Delhi: Perhaps this is not how Ravindra Jadeja wanted things to pan out in semi-final against New Zealand. He came to the crease at a stage when India had lost 6 wickets for 92. Like a consummate all-rounder, Jadeja decided to cut loose, and unleashed some brutal hitting, which included four sixes and a flurry of boundaries. At one stage, the team started inching closer to victory. But his heroics failed to save the team from an eighteen run loss. His defiant knock of 77 and Mahendra Singh Dhoni’s slow 50 were the only silver lining in the Indian innings that is otherwise nothing to write home about.
However, India’s loss to the Kiwis in the semis raises a raft of questions that need answering. Knives are already out for both skipper Virat Kohli and coach Ravi Shastri after India’s elimination from the World Cup. Cricket experts are wondering what made Kohli send Dhoni at No 7, instead of No 5, to bat. Frankly speaking, both Rishab Pant and Hardik Pandya are inexperienced players, who didn’t really rise to the occasion. They got out due to their poor selection of shots. By the time, Dhoni came to bat at No 7, the required run rate had already started creeping up. He kept taking singles, and looked happy playing second fiddle.
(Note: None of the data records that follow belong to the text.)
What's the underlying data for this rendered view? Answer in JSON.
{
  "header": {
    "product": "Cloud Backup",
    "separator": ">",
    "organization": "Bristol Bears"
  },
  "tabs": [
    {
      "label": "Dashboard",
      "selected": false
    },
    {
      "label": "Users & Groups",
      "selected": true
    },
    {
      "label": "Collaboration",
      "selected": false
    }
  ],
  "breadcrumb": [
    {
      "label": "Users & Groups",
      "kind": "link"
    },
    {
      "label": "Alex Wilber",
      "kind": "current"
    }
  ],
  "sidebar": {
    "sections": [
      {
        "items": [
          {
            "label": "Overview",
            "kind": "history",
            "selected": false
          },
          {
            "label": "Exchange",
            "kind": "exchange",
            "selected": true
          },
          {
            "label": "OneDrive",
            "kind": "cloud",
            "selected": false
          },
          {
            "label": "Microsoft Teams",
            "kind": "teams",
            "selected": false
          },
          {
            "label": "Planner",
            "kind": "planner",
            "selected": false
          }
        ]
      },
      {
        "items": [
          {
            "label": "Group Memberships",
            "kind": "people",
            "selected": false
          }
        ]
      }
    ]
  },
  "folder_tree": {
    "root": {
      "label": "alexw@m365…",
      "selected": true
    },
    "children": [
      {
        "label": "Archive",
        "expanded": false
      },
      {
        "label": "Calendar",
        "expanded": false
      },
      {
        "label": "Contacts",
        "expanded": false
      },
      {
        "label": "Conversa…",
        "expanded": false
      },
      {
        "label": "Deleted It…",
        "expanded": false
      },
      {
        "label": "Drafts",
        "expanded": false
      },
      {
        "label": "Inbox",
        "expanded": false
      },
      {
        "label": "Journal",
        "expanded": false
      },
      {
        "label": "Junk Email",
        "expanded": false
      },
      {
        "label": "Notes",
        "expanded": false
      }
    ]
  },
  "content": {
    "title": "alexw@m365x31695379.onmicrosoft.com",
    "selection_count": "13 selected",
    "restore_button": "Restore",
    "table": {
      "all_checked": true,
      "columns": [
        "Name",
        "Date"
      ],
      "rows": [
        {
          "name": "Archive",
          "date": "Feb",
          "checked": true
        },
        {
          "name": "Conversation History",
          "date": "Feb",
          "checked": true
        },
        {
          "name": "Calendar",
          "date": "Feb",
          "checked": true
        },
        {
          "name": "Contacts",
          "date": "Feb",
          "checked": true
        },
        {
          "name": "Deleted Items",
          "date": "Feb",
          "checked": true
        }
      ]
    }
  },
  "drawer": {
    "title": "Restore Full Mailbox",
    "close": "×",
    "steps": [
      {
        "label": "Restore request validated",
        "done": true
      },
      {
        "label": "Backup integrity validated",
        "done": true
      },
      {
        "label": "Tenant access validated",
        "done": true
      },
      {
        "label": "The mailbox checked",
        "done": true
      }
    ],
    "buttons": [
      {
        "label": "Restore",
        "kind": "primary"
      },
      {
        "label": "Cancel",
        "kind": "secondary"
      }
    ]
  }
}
The exclusion of pacer Mohammed Shami in the semi final has equally baffled cricket experts and fans. Had Mohammed Shami played in the match, he would have definitely made an impact. Indian cricket fans would never forget Chahal’s 44th over of the New Zealand innings. He gave away 18 runs, the margin by which the Kiwis won the match. It is equally baffling as to what made the skipper opt for Dinesh Karthik. In yesterday’s match against the Kiwis, it beats one how an experienced batsman like him, could waste 20 deliveries to score one run. Just when you think it can’t get any worse, it can.
So, can this defeat also be attributed to India’s over-reliance on Rohit Sharma and Virat Kohli? India’s victories in this World Cup have been mainly because of Rohit Sharma’s five centuries which took the score to 300 plus. Kohli also played some good innings in the last few matches. And if India won all the major matches, it was also because of Jasprit Bumrah’s deadly bowling spells that completely choked the opposition in the final overs. Other bowlers who contributed to India’s victories were Shami and Bhuvaneshwar Kumar.
In an interview to a TV channel, Sachin Tendulkar, while praising the brilliant captaincy of New Zeeland skipper, Kane Williamson, said that for any team to win in a crucial match, all the players should chip in, and not simply expect players like Dhoni or Jadeja to fire on all cylinders. Tendulkar’s comments should definitely resonate with cricket fans, who know that what Dhoni has done for his country all these years, is incomparable. His gritty knock of 50, under the most trying circumstances, before being run out (another brilliant piece of fielding by Martin Gupthill) in what could be his final World Cup match, will forever remain etched on the palimpsest of cricket lovers’ minds.
If India lost the semis, credit should also go to the Kiwis for their brilliant fielding and sensible bowling. Williamson’s field setting was equally admirable. The World Cup final without India definitely looks a boring prospect. But on a given day, one team performs better than the other. This is a reality Indian cricket lovers must take in their stride.